His firing came after accusations that Raucci was involved in a vicious murder that took place more than 20 years ago, Okay Player reported. An HBO documentary called “Storm Over Brooklyn” documented the murder of a Black teenager Yusef Hawkins by a mob of 30 white men and accused Raucci of being one of the 30 men involved.
Although Raucci was acquitted of murder, he was convicted of other charges, including false imprisonment. Many on social media were outraged that he was involved in the once-high-profile crime.
Here’s what you need to know:
Yusef Hawkins’ Murder Sparked Marches in the Street
According to Hip Hop DX, the 16-year-old Hawkins was with three other Black teenagers, all of whom were walking through the predominately Italian-American area of Bensonhurst in Brooklyn. Hawkins, a native of Bentonville, was going to the area because there was a used 1982 Pontiac being sold there for $900. However, the mob misidentified them and believed that they were going to the home of a local girl.
According to All That’s Interesting, the “local girl” was an 18-year-old half-Puerto Rican woman named Gina Feliciano. She had invited Black and Hispanic friends to her birthday and had also “refused to date one of the white men in the mob,” the article states. The article also said that Feliciano told police she had seen the mob gathering outside her home and also recalled one of them show her a gun and tell her, “You better watch yourself with your n***** friends.”
Hip Hop DX reported that as they left a corner shop, Hawkins and his friends were followed by ten white men, some of whom were holding bats. The mob of ten grew to 30, some of whom were yelling racial slurs such as “Let’s club the n*****s.” Hawkin was fatally shot in the chest twice, later dying in the hospital.
Hawkins’ parents, Moses J. Stewart and Diane Hawkins, were devastated. “To see my son’s life wasted because of some indiscriminatory fool with a gun in his hands who saw nothing but a Black man is a very, very vile thing to me,” Stewart said, according to reporting from All That’s Interesting. Hawkins has recently been accepted into a technical high school, had an interest in engineering and enjoyed basketball, according to the “Storm Over Brooklyn” documentary.
Raucci Was Acquitted of Murder, Convicted on Lesser Charges
The case sparked national outrage, with Reverend Al Sharpton, Reverend Jesse Jackson and the Nation of Islam’s Minister Louis Farrakhan paying attention to the case, Okay Player reported. According to a 1989 Washington Post article, those marching in the streets were confronted with racist residents in Bensonhurst. “In one of the ugliest scenes in New York in recent years, several hundred white residents taunted the marchers, shouting “N*****s go home” and waving watermelons,” the article stated.
Nearly a dozen members of the mob were arrested and accused of taking part of the murder, including Raucci; according to the New York Times, only eight of the 30 young men were actually charged for crimes.
According to a 1991 Buffalo News story, Raucci was acquitted of murder and manslaughter and convicted of three counts of unlawful imprisonment, four counts of menacing and one count of the criminal possession of a weapon.

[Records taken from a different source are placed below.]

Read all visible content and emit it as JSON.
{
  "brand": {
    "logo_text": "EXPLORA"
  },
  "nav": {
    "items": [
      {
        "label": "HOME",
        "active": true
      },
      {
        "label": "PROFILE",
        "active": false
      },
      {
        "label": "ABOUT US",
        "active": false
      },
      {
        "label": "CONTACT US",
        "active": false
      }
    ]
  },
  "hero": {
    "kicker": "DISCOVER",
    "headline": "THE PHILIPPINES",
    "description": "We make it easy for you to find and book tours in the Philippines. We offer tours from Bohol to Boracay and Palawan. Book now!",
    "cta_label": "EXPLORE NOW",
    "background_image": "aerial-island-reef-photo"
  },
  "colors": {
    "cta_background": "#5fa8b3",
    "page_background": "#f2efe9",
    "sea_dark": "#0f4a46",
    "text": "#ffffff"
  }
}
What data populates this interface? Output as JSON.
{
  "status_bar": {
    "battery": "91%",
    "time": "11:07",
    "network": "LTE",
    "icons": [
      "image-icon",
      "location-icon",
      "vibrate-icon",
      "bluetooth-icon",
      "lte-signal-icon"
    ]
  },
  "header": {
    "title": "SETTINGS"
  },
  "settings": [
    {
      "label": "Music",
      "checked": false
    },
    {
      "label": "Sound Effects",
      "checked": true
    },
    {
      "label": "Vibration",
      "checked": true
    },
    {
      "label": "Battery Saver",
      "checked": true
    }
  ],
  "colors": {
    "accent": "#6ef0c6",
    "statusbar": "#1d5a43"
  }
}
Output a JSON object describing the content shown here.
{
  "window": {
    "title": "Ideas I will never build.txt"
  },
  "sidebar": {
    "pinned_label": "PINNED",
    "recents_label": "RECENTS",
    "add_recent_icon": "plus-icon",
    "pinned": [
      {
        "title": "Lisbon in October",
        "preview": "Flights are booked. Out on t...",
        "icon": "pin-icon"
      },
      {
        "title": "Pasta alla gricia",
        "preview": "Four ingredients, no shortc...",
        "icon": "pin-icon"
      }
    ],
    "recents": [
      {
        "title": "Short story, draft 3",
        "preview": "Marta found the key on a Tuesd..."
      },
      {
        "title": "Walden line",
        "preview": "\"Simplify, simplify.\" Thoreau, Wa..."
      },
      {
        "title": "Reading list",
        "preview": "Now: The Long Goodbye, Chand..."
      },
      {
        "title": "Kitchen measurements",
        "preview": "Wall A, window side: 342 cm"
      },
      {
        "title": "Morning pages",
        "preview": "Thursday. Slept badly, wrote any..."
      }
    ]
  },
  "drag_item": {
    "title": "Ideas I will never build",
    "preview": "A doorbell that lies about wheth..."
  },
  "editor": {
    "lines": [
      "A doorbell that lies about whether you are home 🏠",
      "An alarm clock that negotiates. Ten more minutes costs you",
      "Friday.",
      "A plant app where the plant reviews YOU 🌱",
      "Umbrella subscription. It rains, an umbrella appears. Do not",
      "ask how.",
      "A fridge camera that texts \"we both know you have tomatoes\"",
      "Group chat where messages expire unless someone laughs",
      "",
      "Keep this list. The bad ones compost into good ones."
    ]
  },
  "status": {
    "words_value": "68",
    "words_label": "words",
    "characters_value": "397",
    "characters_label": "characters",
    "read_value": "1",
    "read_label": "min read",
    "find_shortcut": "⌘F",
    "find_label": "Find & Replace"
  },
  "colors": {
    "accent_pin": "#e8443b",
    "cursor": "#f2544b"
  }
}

Only one person, Joseph Fama, was convicted of murder in relation to the incident.
Raucci Worked at Hot 97 and Its Parent Company for Decades
According to a LinkedIn page from a “Paddy Duke” who worked at Hot 97, he worked there as a commercial production director for the station from 2003 to this month, a total of 17 years and eight months. His role there, the description reads, was “recording, editing and (the) production of commercial content.”
Before that, “Duke” worked at Emmis Communications, the owners of Hot 97, from December 1994 up to January 2003; he is listed during those nine years as a producer for the Angie Martinez show and a person who filled in for DJs on vacation. He is also listed as a graduate of New Utrecht High School and Brauch College.
Many on Twitter were outraged that Raucci was accused of being involved in a hate-crime and then went on to have a career at a radio station featuring Hip Hop, a style of music intrinsically tied to Black culture.,
One person expressing his anger tweeted, “Being around doesn’t make you down.”
Another person tweeted, “Y’all literally had one of the guys that killed Yusef Hawkins profiteering off hiphop music @ hot97 all these years? 🤯 wow #paddyduke shame! Thank you @Dallas_Penn for bringing this to light for some of us.”
Many on Social Media Believe Hot 97 Was Aware of the Charges Before 2020
After the firing was announced, Twitter exploded with people outraged by the revelations and questioning whether the station knew about his involvement, given that his charges were public information.
Others were especially skeptical that the documentary is what brought the accusations about Raucci’s involvement to the radio station’s attention.
Another person tweeted, “yo that #PaddyDuke s*** aint no secret. mogs been known that about dude and him workin at #Hot97. a f****** documentary comes out on #Netflix and yall swear yall Sherlock Holmes. Shit like this been happening in hip-hop since the BEGINNING. #JMJ killers took pics at his mural #FOH.”
Moreover, people have noted that Raucci’s firing came on the 31st anniversary of Hawkins’ murder.